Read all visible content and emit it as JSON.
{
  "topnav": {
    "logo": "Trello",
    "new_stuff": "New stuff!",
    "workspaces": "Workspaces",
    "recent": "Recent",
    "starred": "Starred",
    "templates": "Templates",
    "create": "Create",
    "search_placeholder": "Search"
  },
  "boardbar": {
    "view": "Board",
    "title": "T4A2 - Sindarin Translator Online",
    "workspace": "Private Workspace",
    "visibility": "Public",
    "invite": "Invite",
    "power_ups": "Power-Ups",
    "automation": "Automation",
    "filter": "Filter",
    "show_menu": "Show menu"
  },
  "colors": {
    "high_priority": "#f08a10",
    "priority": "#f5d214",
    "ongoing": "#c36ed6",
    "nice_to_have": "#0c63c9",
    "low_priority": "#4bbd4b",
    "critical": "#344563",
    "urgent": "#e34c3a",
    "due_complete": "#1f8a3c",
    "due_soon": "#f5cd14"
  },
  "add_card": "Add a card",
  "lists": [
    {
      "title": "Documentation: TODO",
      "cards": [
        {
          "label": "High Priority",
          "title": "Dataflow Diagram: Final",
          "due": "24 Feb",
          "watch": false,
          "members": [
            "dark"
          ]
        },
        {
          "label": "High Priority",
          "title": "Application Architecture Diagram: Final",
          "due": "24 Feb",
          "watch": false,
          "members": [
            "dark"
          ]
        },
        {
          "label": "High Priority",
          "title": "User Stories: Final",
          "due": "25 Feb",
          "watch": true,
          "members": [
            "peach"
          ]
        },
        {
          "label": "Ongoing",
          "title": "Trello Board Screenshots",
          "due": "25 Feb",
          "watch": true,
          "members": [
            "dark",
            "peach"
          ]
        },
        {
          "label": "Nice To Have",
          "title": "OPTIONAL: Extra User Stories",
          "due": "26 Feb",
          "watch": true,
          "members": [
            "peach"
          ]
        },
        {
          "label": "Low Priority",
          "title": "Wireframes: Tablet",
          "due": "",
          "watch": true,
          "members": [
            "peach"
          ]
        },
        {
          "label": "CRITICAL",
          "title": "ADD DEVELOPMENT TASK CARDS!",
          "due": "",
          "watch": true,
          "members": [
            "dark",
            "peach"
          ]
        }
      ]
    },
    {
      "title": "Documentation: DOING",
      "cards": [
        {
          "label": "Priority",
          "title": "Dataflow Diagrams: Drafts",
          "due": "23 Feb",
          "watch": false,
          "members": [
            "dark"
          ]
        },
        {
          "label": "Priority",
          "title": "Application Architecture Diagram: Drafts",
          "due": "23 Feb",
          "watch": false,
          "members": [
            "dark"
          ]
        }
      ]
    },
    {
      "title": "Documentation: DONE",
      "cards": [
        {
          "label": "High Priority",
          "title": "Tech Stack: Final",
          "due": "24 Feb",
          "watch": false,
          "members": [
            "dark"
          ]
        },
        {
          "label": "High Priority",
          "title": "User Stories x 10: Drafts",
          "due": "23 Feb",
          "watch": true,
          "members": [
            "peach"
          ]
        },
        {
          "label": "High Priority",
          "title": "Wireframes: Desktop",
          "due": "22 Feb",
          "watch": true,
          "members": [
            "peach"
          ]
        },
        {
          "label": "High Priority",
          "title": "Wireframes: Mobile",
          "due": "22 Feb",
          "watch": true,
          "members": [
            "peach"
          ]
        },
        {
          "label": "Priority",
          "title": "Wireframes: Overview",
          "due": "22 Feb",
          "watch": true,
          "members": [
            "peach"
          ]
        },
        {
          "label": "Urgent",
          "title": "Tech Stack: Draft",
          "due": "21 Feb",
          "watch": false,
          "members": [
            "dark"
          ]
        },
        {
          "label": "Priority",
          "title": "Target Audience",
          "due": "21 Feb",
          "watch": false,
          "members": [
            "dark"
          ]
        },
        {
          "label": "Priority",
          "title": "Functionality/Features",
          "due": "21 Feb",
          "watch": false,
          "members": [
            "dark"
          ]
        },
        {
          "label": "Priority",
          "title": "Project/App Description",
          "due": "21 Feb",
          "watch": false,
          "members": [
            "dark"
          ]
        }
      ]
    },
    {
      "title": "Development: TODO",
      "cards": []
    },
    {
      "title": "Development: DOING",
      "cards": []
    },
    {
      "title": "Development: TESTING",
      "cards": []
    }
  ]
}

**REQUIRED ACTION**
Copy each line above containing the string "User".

**SOLUTION FOR THIS PROBLEM**
          "title": "User Stories: Final",
          "title": "OPTIONAL: Extra User Stories",
          "title": "User Stories x 10: Drafts",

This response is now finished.